Not any more. Palin lawyered up a couple of days ago, hiring local attorney Thomas Van Flein, and she has abruptly shifted to a far more combative mode. First, Van Flein suggested that Palin might not sit down with investigators for a planned deposition later this month after all, citing the "bad timing" of the investigation. (Given that the investigation preceded her vice presidential nomination, it would seem reasonable to suggest the latter was the "bad timing.") Now, in a move worthy of the political big leagues, Palin has filed an ethics complaint against herself with a state personnel board whose three members she appointed, and demanded that it handle the issue exclusively and the legislature's independent investigation--unanimously authorized by a bipartisan panel--be shut down.

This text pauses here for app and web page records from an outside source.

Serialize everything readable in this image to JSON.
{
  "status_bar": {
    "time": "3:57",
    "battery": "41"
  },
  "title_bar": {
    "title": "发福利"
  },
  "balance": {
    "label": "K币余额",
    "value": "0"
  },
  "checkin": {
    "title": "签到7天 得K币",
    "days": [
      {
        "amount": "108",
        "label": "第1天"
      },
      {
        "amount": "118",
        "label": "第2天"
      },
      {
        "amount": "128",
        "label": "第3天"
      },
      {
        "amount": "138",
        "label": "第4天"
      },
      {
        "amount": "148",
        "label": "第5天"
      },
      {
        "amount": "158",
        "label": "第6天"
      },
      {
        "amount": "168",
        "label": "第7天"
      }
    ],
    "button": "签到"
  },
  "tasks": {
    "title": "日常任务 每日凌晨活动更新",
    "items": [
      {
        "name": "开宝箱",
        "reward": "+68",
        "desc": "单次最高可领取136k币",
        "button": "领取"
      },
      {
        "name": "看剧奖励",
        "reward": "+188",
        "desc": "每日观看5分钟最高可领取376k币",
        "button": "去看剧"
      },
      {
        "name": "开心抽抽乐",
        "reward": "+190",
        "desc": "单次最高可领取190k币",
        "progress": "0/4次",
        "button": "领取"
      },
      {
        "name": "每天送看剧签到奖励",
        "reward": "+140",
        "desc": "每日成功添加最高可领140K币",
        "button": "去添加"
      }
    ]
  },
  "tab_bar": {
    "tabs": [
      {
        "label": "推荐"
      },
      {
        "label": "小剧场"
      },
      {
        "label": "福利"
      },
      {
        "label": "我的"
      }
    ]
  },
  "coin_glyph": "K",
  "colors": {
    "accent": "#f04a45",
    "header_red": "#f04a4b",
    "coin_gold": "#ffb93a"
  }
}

I'm skeptical that this new, aggressive posture will serve Palin well: It ramps up the heat on the story and makes Palin look more like a typical pol under investigation and less like someone with minor issues to resolve back home. But evidently those around Palin--perhaps on the McCain campaign staff?--have now concluded that there is enough there there to make stonewalling preferable to downplaying. Either that or Palin felt that resisting legislative inquiries is an area where she needed to bone up if she was going to serve in a GOP administration.

--Christopher Orr